Supplied records: Begin

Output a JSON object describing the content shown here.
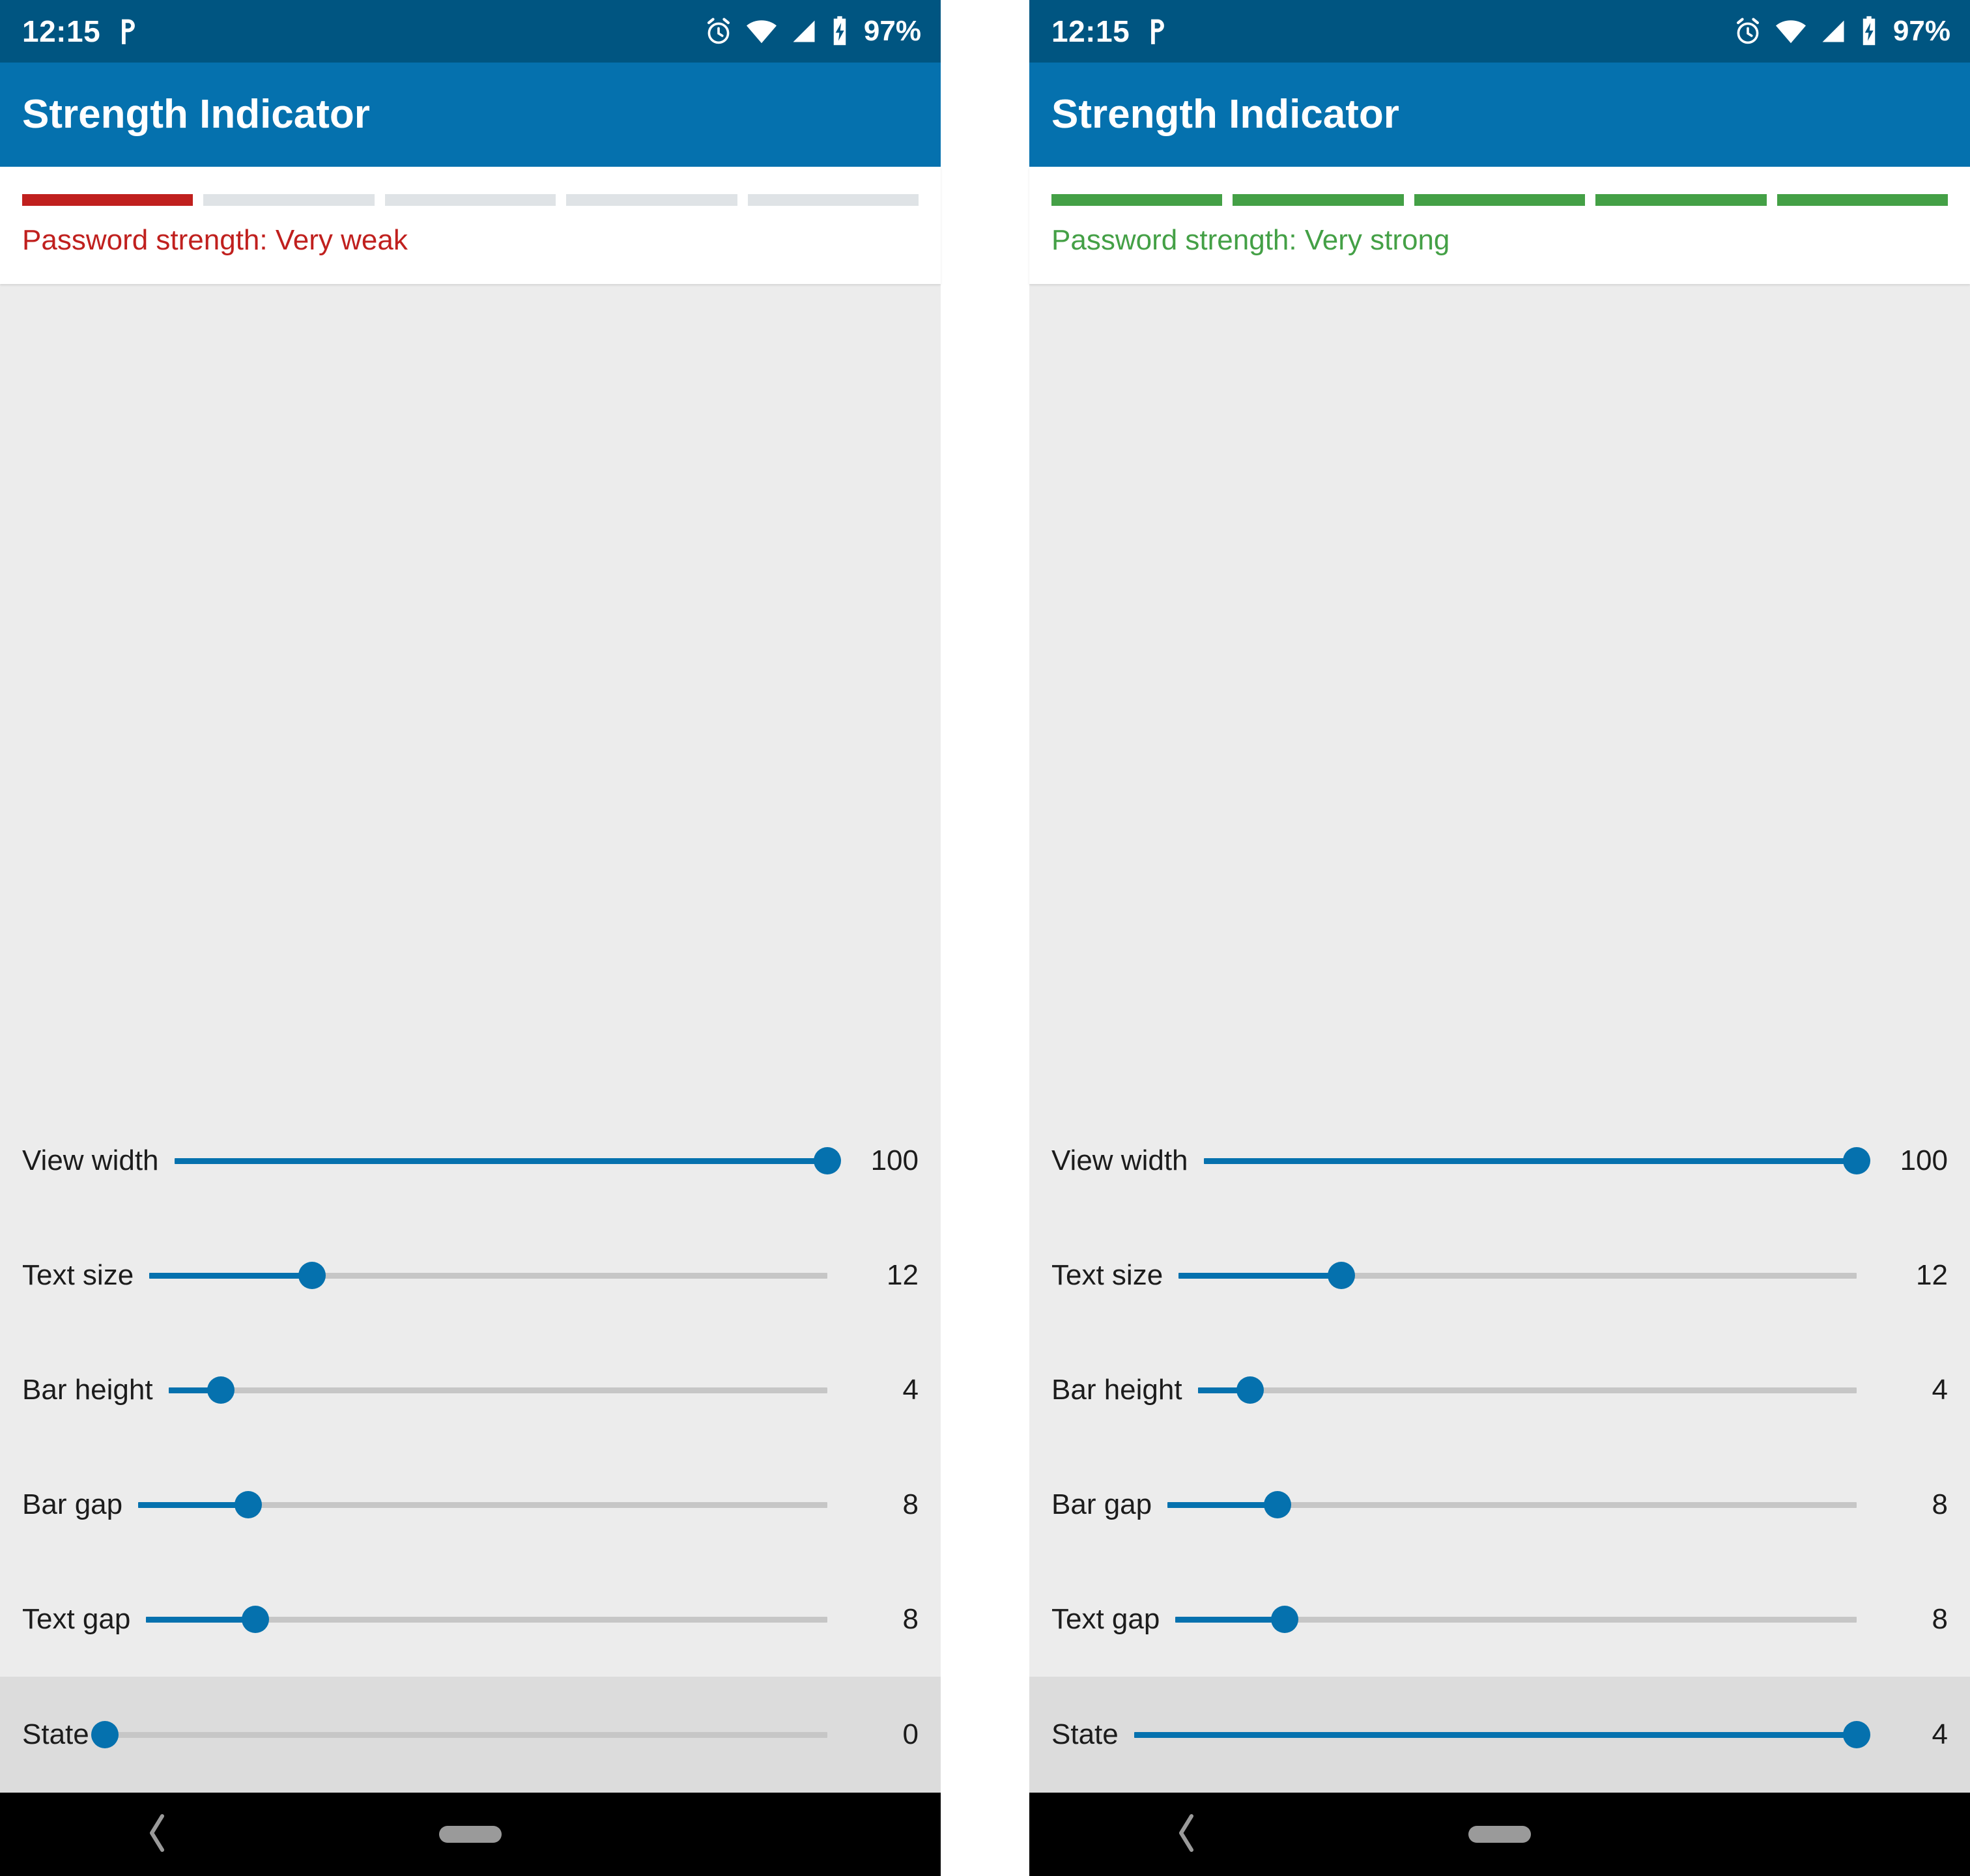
{
  "screens": [
    {
      "id": "left",
      "status_bar": {
        "time": "12:15",
        "icons": [
          "p-icon",
          "alarm-icon",
          "wifi-icon",
          "cellular-icon",
          "battery-charging-icon"
        ],
        "battery": "97%"
      },
      "app_bar": {
        "title": "Strength Indicator"
      },
      "strength": {
        "label": "Password strength: Very weak",
        "color": "#C0201E",
        "total_bars": 5,
        "filled_bars": 1,
        "state": "weak"
      },
      "sliders": [
        {
          "label": "View width",
          "value": "100",
          "percent": 100
        },
        {
          "label": "Text size",
          "value": "12",
          "percent": 24
        },
        {
          "label": "Bar height",
          "value": "4",
          "percent": 8
        },
        {
          "label": "Bar gap",
          "value": "8",
          "percent": 16
        },
        {
          "label": "Text gap",
          "value": "8",
          "percent": 16
        }
      ],
      "state_slider": {
        "label": "State",
        "value": "0",
        "percent": 0
      },
      "nav_bar": {
        "back": "back-chevron-icon",
        "home": "home-pill-icon"
      }
    },
    {
      "id": "right",
      "status_bar": {
        "time": "12:15",
        "icons": [
          "p-icon",
          "alarm-icon",
          "wifi-icon",
          "cellular-icon",
          "battery-charging-icon"
        ],
        "battery": "97%"
      },
      "app_bar": {
        "title": "Strength Indicator"
      },
      "strength": {
        "label": "Password strength: Very strong",
        "color": "#44A046",
        "total_bars": 5,
        "filled_bars": 5,
        "state": "strong"
      },
      "sliders": [
        {
          "label": "View width",
          "value": "100",
          "percent": 100
        },
        {
          "label": "Text size",
          "value": "12",
          "percent": 24
        },
        {
          "label": "Bar height",
          "value": "4",
          "percent": 8
        },
        {
          "label": "Bar gap",
          "value": "8",
          "percent": 16
        },
        {
          "label": "Text gap",
          "value": "8",
          "percent": 16
        }
      ],
      "state_slider": {
        "label": "State",
        "value": "4",
        "percent": 100
      },
      "nav_bar": {
        "back": "back-chevron-icon",
        "home": "home-pill-icon"
      }
    }
  ],
  "colors": {
    "status_bar": "#005581",
    "app_bar": "#0571AE",
    "accent": "#0571AE",
    "weak": "#C0201E",
    "strong": "#44A046",
    "track_inactive": "#c6c6c6",
    "bar_inactive": "#dfe3e6",
    "settings_bg": "#ececec",
    "state_row_bg": "#dcdcdc"
  }
}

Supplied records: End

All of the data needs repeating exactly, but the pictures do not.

Output a JSON object describing the content shown here.
{
  "screens": [
    {
      "id": "left",
      "status_bar": {
        "time": "12:15",
        "icons": [
          "p-icon",
          "alarm-icon",
          "wifi-icon",
          "cellular-icon",
          "battery-charging-icon"
        ],
        "battery": "97%"
      },
      "app_bar": {
        "title": "Strength Indicator"
      },
      "strength": {
        "label": "Password strength: Very weak",
        "color": "#C0201E",
        "total_bars": 5,
        "filled_bars": 1,
        "state": "weak"
      },
      "sliders": [
        {
          "label": "View width",
          "value": "100",
          "percent": 100
        },
        {
          "label": "Text size",
          "value": "12",
          "percent": 24
        },
        {
          "label": "Bar height",
          "value": "4",
          "percent": 8
        },
        {
          "label": "Bar gap",
          "value": "8",
          "percent": 16
        },
        {
          "label": "Text gap",
          "value": "8",
          "percent": 16
        }
      ],
      "state_slider": {
        "label": "State",
        "value": "0",
        "percent": 0
      },
      "nav_bar": {
        "back": "back-chevron-icon",
        "home": "home-pill-icon"
      }
    },
    {
      "id": "right",
      "status_bar": {
        "time": "12:15",
        "icons": [
          "p-icon",
          "alarm-icon",
          "wifi-icon",
          "cellular-icon",
          "battery-charging-icon"
        ],
        "battery": "97%"
      },
      "app_bar": {
        "title": "Strength Indicator"
      },
      "strength": {
        "label": "Password strength: Very strong",
        "color": "#44A046",
        "total_bars": 5,
        "filled_bars": 5,
        "state": "strong"
      },
      "sliders": [
        {
          "label": "View width",
          "value": "100",
          "percent": 100
        },
        {
          "label": "Text size",
          "value": "12",
          "percent": 24
        },
        {
          "label": "Bar height",
          "value": "4",
          "percent": 8
        },
        {
          "label": "Bar gap",
          "value": "8",
          "percent": 16
        },
        {
          "label": "Text gap",
          "value": "8",
          "percent": 16
        }
      ],
      "state_slider": {
        "label": "State",
        "value": "4",
        "percent": 100
      },
      "nav_bar": {
        "back": "back-chevron-icon",
        "home": "home-pill-icon"
      }
    }
  ],
  "colors": {
    "status_bar": "#005581",
    "app_bar": "#0571AE",
    "accent": "#0571AE",
    "weak": "#C0201E",
    "strong": "#44A046",
    "track_inactive": "#c6c6c6",
    "bar_inactive": "#dfe3e6",
    "settings_bg": "#ececec",
    "state_row_bg": "#dcdcdc"
  }
}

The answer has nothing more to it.